With the holiday season in full swing and 2012 just around the corner, you’ll be hard pressed to find a fully staffed office this time of year at businesses worldwide. And when you’re operating internationally, it’s especially important for you to be aware of the local holidays in the different countries where you are setup, so you can plan accordingly.
When a business looks to grow its market, exporting goods can seem like a simple way to expand its international presence. But similar to setting up overseas operations, exporting your products can create significant challenges: differing tax schemes, unique cultures and more can make even those countries that seem “easy” to export to quite complicated.
In this guest post from Silicon Valley Bank, learn more about the international risk factors that can come into play when you enter new markets, and how you can gain the knowledge necessary to mitigate those risks can help you grow your business successfully overseas.
For those unfamiliar with doing business in France, the process of hiring employees is often challenging. A highly regulated employer/employee relationship, with legislation offering favoring the interests of the employee, can make things complicated for a business planning an international expansion.
Managing the expense reports of the employees of your company in one country can be complex in itself. But if your business has international operations in several countries, each with different languages and currencies, suddenly, the work is multiplied.
Last week’s webinar The Expat Trap: Maintaining Sanity in Expatriate Management, encouraged a lot of discussion, as oftentimes, one of the first steps in any international expansion is setting up an expatriate overseas.There were several interesting questions from attendees for HSP's expatriate expert Katie Davies; here are some of the highlights, as well as Katie’s answers:
When working on international expansion or maintaining your existing international operations, heavy international travel is often required. The following guest post,originally appearing on the Concur Insights blog, gives some insight on how to deal with the chaos that can arise when traveling abroad.

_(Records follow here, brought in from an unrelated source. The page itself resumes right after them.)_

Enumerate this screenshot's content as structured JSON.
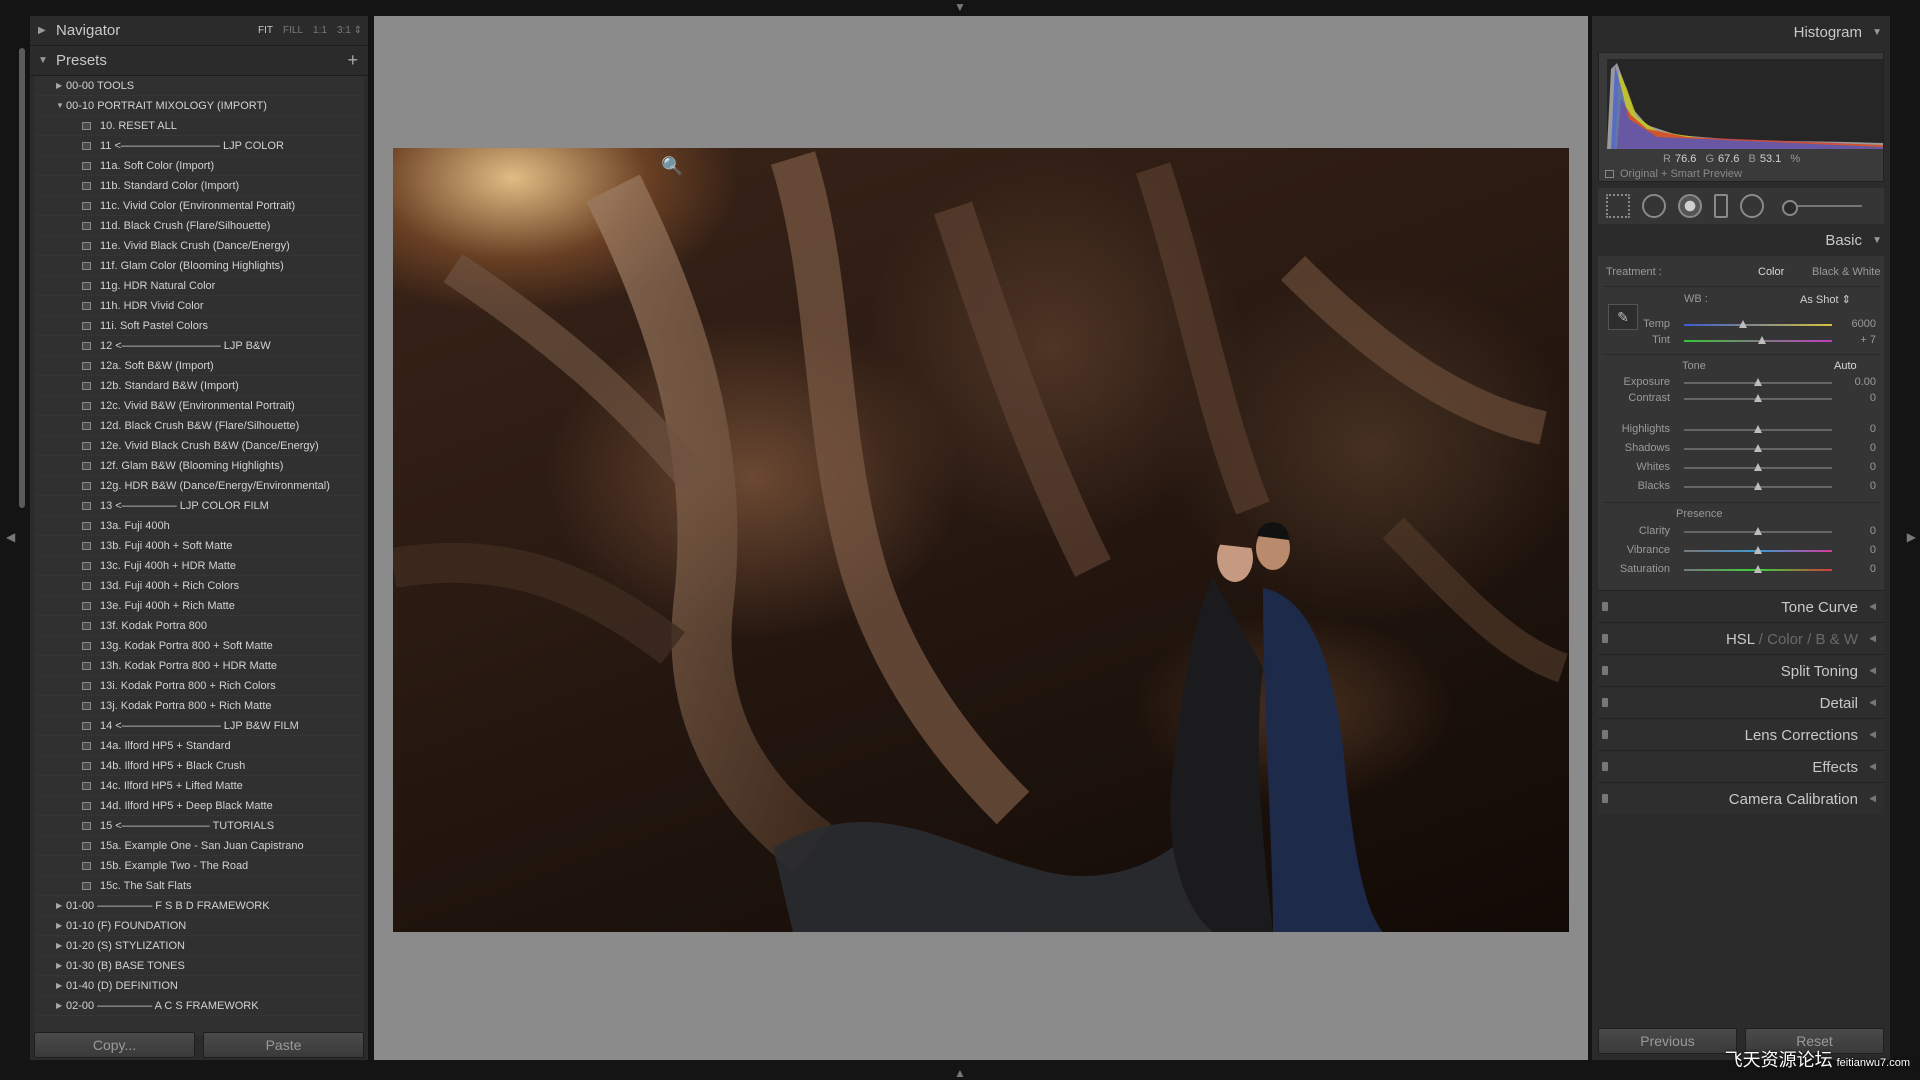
{
  "navigator": {
    "title": "Navigator",
    "zoom_options": [
      "FIT",
      "FILL",
      "1:1",
      "3:1 ⇕"
    ]
  },
  "presets": {
    "title": "Presets",
    "add_label": "+",
    "rows": [
      {
        "type": "folder",
        "expanded": false,
        "label": "00-00 TOOLS"
      },
      {
        "type": "folder",
        "expanded": true,
        "label": "00-10 PORTRAIT MIXOLOGY (IMPORT)"
      },
      {
        "type": "item",
        "label": "10. RESET ALL"
      },
      {
        "type": "item",
        "label": "11 <————————— LJP COLOR"
      },
      {
        "type": "item",
        "label": "11a. Soft Color (Import)"
      },
      {
        "type": "item",
        "label": "11b. Standard Color (Import)"
      },
      {
        "type": "item",
        "label": "11c. Vivid Color (Environmental Portrait)"
      },
      {
        "type": "item",
        "label": "11d. Black Crush (Flare/Silhouette)"
      },
      {
        "type": "item",
        "label": "11e. Vivid Black Crush (Dance/Energy)"
      },
      {
        "type": "item",
        "label": "11f. Glam Color (Blooming Highlights)"
      },
      {
        "type": "item",
        "label": "11g. HDR Natural Color"
      },
      {
        "type": "item",
        "label": "11h. HDR Vivid Color"
      },
      {
        "type": "item",
        "label": "11i. Soft Pastel Colors"
      },
      {
        "type": "item",
        "label": "12 <————————— LJP B&W"
      },
      {
        "type": "item",
        "label": "12a. Soft B&W (Import)"
      },
      {
        "type": "item",
        "label": "12b. Standard B&W (Import)"
      },
      {
        "type": "item",
        "label": "12c. Vivid B&W (Environmental Portrait)"
      },
      {
        "type": "item",
        "label": "12d. Black Crush B&W (Flare/Silhouette)"
      },
      {
        "type": "item",
        "label": "12e. Vivid Black Crush B&W (Dance/Energy)"
      },
      {
        "type": "item",
        "label": "12f. Glam B&W (Blooming Highlights)"
      },
      {
        "type": "item",
        "label": "12g. HDR B&W (Dance/Energy/Environmental)"
      },
      {
        "type": "item",
        "label": "13 <————— LJP COLOR FILM"
      },
      {
        "type": "item",
        "label": "13a. Fuji 400h"
      },
      {
        "type": "item",
        "label": "13b. Fuji 400h + Soft Matte"
      },
      {
        "type": "item",
        "label": "13c. Fuji 400h + HDR Matte"
      },
      {
        "type": "item",
        "label": "13d. Fuji 400h + Rich Colors"
      },
      {
        "type": "item",
        "label": "13e. Fuji 400h + Rich Matte"
      },
      {
        "type": "item",
        "label": "13f. Kodak Portra 800"
      },
      {
        "type": "item",
        "label": "13g. Kodak Portra 800 + Soft Matte"
      },
      {
        "type": "item",
        "label": "13h. Kodak Portra 800 + HDR Matte"
      },
      {
        "type": "item",
        "label": "13i. Kodak Portra 800 + Rich Colors"
      },
      {
        "type": "item",
        "label": "13j. Kodak Portra 800 + Rich Matte"
      },
      {
        "type": "item",
        "label": "14 <————————— LJP B&W FILM"
      },
      {
        "type": "item",
        "label": "14a. Ilford HP5 + Standard"
      },
      {
        "type": "item",
        "label": "14b. Ilford HP5 + Black Crush"
      },
      {
        "type": "item",
        "label": "14c. Ilford HP5 + Lifted Matte"
      },
      {
        "type": "item",
        "label": "14d. Ilford HP5 + Deep Black Matte"
      },
      {
        "type": "item",
        "label": "15 <———————— TUTORIALS"
      },
      {
        "type": "item",
        "label": "15a. Example One - San Juan Capistrano"
      },
      {
        "type": "item",
        "label": "15b. Example Two - The Road"
      },
      {
        "type": "item",
        "label": "15c. The Salt Flats"
      },
      {
        "type": "folder",
        "expanded": false,
        "label": "01-00 ————— F S B D FRAMEWORK"
      },
      {
        "type": "folder",
        "expanded": false,
        "label": "01-10 (F) FOUNDATION"
      },
      {
        "type": "folder",
        "expanded": false,
        "label": "01-20 (S) STYLIZATION"
      },
      {
        "type": "folder",
        "expanded": false,
        "label": "01-30 (B) BASE TONES"
      },
      {
        "type": "folder",
        "expanded": false,
        "label": "01-40 (D) DEFINITION"
      },
      {
        "type": "folder",
        "expanded": false,
        "label": "02-00 ————— A C S FRAMEWORK"
      }
    ]
  },
  "left_buttons": {
    "copy": "Copy...",
    "paste": "Paste"
  },
  "histogram": {
    "title": "Histogram",
    "r_label": "R",
    "r": "76.6",
    "g_label": "G",
    "g": "67.6",
    "b_label": "B",
    "b": "53.1",
    "unit": "%",
    "preview_label": "Original + Smart Preview"
  },
  "basic": {
    "title": "Basic",
    "treatment_label": "Treatment :",
    "treatment_color": "Color",
    "treatment_bw": "Black & White",
    "wb_label": "WB :",
    "wb_value": "As Shot ⇕",
    "tone_label": "Tone",
    "auto_label": "Auto",
    "presence_label": "Presence",
    "sliders": {
      "temp": {
        "label": "Temp",
        "value": "6000",
        "pos": 0.4
      },
      "tint": {
        "label": "Tint",
        "value": "+ 7",
        "pos": 0.53
      },
      "exposure": {
        "label": "Exposure",
        "value": "0.00",
        "pos": 0.5
      },
      "contrast": {
        "label": "Contrast",
        "value": "0",
        "pos": 0.5
      },
      "highlights": {
        "label": "Highlights",
        "value": "0",
        "pos": 0.5
      },
      "shadows": {
        "label": "Shadows",
        "value": "0",
        "pos": 0.5
      },
      "whites": {
        "label": "Whites",
        "value": "0",
        "pos": 0.5
      },
      "blacks": {
        "label": "Blacks",
        "value": "0",
        "pos": 0.5
      },
      "clarity": {
        "label": "Clarity",
        "value": "0",
        "pos": 0.5
      },
      "vibrance": {
        "label": "Vibrance",
        "value": "0",
        "pos": 0.5
      },
      "saturation": {
        "label": "Saturation",
        "value": "0",
        "pos": 0.5
      }
    }
  },
  "panels": {
    "tone_curve": "Tone Curve",
    "hsl": "HSL",
    "hsl_slash": "/",
    "hsl_color": "Color",
    "hsl_bw": "B & W",
    "split_toning": "Split Toning",
    "detail": "Detail",
    "lens_corrections": "Lens Corrections",
    "effects": "Effects",
    "camera_calibration": "Camera Calibration"
  },
  "right_buttons": {
    "previous": "Previous",
    "reset": "Reset"
  },
  "watermark": {
    "text": "飞天资源论坛",
    "url": "feitianwu7.com"
  }
}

The decision to embark on an international expansion can be both exciting and frightening: seemingly endless growth opportunities exist, but there can be significant risks involved. The checklist for setting up international operations is lengthy and varies country to country. And what’s worse, one missed detail could mean serious negative consequences for your business, in the form of fines
Companies considering international expansion to India may want to look at what is often seen as straightforward, low risk way of entering the market: a joint venture. These are partnerships whereby the parties agree to collaboratively setup a new entity, sharing expenses, assets and revenues. When expanding into new geographies, it is common for foreign companies to seek out local partners